Robin got out of the shower.
His stomach growled.
He got dressed and hurried out of the room.
Ambrose was already in the bedroom, slowly pulling his socks on. He looked up. “Hey. Took you long enough. You should dry your hair.”
“So, what? I don’t catch cold?”
Ambrose chuckled and put his shoes on. “No. So, Raven doesn’t drag you home to blow dry your hair.”
“Darnation!” Robin stomped back into the bathroom, grabbed a towel off the rack, and scrubbed his hair as quickly as he could. “There!” He threw the towel on the floor. “Done. Let’s go.”
Robin followed Ambrose outside. “We shoulda just put on our tuxes. Save us all a whole bunch of trouble.”
Ambrose laughed out loud. “Raven would murder us, especially if we damaged them in any way.”
Robin scoffed. “Just gettin’ them dirty would be reason enough for him to kill us dead. Darned den mother.”
“Raven is Raven. He can’t help being a fussbudget. It’s in his DNA.”
“Wouldn’t be freakin’ surprised. We meetin’ back here?”
“After we’re done hunting? Yeah.” Ambrose pressed his fist above Robin’s heart. “Be safe out there.”
Robin returned the gesture. “You too. It would be a crim’nal shame if you got yourself staked on your own weddin’ day.” His stomach did its best impersonation of a thunderstorm. “See ya!” He ran down the porch stairs and headed into the night.
Ambrose thought about the teenaged boy waiting for him. He thought about his scent of hot fudge and whipped cream.
How it had tasted.
Ambrose licked his lips. “I hope he didn’t forget about our date.” He walked down the porch steps. “After all, it was his idea.”
Raven walked down the sidewalk, watching for hunters and searching for the right scent to chase. Yet, despite his best attempts to stay focused, his mind wandered.
His mind betrayed him.
For the first time in a long time, he thought of her.
Raven swept the handkerchief across his face one more time. He folded the material into a tight square and put it in his pocket. He exited the alley without looking back.
The familiar scent of mulberries and vanilla caught him unawares.
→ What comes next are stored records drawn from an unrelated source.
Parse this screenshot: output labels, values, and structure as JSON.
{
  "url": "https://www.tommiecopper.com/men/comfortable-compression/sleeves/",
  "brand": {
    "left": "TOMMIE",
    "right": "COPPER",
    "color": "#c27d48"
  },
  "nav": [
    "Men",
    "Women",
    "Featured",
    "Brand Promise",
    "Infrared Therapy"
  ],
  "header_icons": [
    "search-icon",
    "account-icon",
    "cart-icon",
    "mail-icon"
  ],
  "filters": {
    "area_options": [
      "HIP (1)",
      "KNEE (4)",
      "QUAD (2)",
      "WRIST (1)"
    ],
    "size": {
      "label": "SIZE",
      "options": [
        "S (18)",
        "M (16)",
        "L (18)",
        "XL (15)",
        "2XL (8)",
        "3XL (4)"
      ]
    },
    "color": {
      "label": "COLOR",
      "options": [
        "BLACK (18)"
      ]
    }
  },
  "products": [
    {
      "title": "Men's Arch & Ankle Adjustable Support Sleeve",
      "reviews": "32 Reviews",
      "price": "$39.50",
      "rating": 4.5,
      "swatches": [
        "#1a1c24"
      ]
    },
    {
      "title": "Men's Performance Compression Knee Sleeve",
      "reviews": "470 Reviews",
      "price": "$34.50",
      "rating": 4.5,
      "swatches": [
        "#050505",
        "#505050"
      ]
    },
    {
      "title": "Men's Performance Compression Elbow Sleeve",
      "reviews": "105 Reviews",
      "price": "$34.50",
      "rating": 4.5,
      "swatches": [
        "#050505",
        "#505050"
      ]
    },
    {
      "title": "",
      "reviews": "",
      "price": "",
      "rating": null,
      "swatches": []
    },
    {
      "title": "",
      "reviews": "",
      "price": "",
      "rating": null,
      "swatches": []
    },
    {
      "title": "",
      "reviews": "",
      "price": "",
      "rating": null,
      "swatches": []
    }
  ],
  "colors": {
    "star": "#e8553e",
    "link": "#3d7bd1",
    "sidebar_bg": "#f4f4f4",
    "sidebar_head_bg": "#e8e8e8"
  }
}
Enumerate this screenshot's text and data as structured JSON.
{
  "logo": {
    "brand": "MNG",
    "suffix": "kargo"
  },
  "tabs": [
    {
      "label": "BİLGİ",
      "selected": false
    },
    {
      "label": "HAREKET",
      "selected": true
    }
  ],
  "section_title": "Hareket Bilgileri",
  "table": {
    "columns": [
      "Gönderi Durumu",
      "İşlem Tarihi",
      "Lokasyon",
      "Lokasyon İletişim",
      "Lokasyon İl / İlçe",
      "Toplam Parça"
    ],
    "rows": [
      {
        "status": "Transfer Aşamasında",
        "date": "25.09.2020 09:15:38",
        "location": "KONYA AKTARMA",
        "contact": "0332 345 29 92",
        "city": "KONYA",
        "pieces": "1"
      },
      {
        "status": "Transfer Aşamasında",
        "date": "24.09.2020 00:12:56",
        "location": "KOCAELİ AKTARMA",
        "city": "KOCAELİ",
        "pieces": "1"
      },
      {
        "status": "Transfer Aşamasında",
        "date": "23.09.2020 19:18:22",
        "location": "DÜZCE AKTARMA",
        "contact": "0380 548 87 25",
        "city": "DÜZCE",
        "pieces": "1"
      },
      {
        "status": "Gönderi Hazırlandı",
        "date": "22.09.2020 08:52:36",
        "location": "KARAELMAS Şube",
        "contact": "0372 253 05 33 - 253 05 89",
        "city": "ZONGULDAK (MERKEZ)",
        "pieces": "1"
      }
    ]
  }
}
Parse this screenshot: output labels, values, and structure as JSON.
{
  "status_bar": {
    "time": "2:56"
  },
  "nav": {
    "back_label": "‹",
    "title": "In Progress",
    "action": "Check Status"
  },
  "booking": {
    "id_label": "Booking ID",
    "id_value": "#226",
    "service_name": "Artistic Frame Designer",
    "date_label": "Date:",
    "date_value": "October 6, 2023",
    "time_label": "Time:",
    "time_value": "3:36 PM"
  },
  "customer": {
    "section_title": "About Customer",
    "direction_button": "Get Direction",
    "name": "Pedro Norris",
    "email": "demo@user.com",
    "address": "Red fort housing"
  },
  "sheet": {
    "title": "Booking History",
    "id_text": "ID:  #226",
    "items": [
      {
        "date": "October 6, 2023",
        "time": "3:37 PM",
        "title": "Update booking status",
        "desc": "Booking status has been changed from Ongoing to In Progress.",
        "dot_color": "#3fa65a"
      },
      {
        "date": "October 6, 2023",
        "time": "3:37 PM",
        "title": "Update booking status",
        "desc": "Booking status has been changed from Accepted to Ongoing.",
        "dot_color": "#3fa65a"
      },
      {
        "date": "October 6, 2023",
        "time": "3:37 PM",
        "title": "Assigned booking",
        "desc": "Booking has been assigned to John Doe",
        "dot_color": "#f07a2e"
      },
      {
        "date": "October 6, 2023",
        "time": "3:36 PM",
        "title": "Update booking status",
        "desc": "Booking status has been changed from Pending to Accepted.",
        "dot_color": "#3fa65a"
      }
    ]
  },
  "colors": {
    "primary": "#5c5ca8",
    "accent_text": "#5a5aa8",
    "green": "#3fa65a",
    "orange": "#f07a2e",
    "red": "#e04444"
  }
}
He was glad that he had nothing in his hands because he would have dropped it. “Miss Farlington.” He dipped a slight bow at her companion. “Mr. Vansing.”
“What are you doing out here this time of night?” she asked.
Charles Vansing gave him a look that should have frozen the vampire’s blood. “The real question is what were you doing in an alley at this time of night?”
“I was out walking, sir.”
“In an alley.”
“Yes, sir. In an alley.”
“Ruddy odd place for a butler to be.”
May Rose embraced her fiancée’s arm and looked up at him.
Raven couldn’t breathe. He couldn’t even swallow.
Look at me. Please look at me.
But to what end? We are miles apart even though we be only inches from each other.
“Are you going to explain yourself?” Charles asked.
Raven thought about the dead girl lying behind a wooden crate. “No, sir. I have no intention of doing so. Please excuse me.”
May Rose frowned. “James! Watch your tone.”
He pushed his irritation down. “I am sorry, Miss Farlington. Please forgive me.” He made eye contact with her.
All I want to do is to proclaim my love to you. I wish to propose to you. I wish…I wish for a great many impossible things.
“Of course, James.”
“And please, Miss Farlington. Call me Arden.”
Disappointment showed on her face. “Of course. Arden. Come, Charles.”
He watched them walk away.
What I would have given for a chance to run after her. To clear up all of the mysteries and misunderstandings.
What I would have given for a chance to speak freely to her.
Raven stopped at a street corner and watched the passing traffic.
Yet, it was not meant to be. May Rose Farlington and I were never meant to be.
He put his hand above his heart.
It does not hurt anymore. There is no loss. No deep regret. Missy, May Rose Farlington does not hurt me anymore.
I am truly free.
The scent of blueberry cake caught his attention. He ran after it.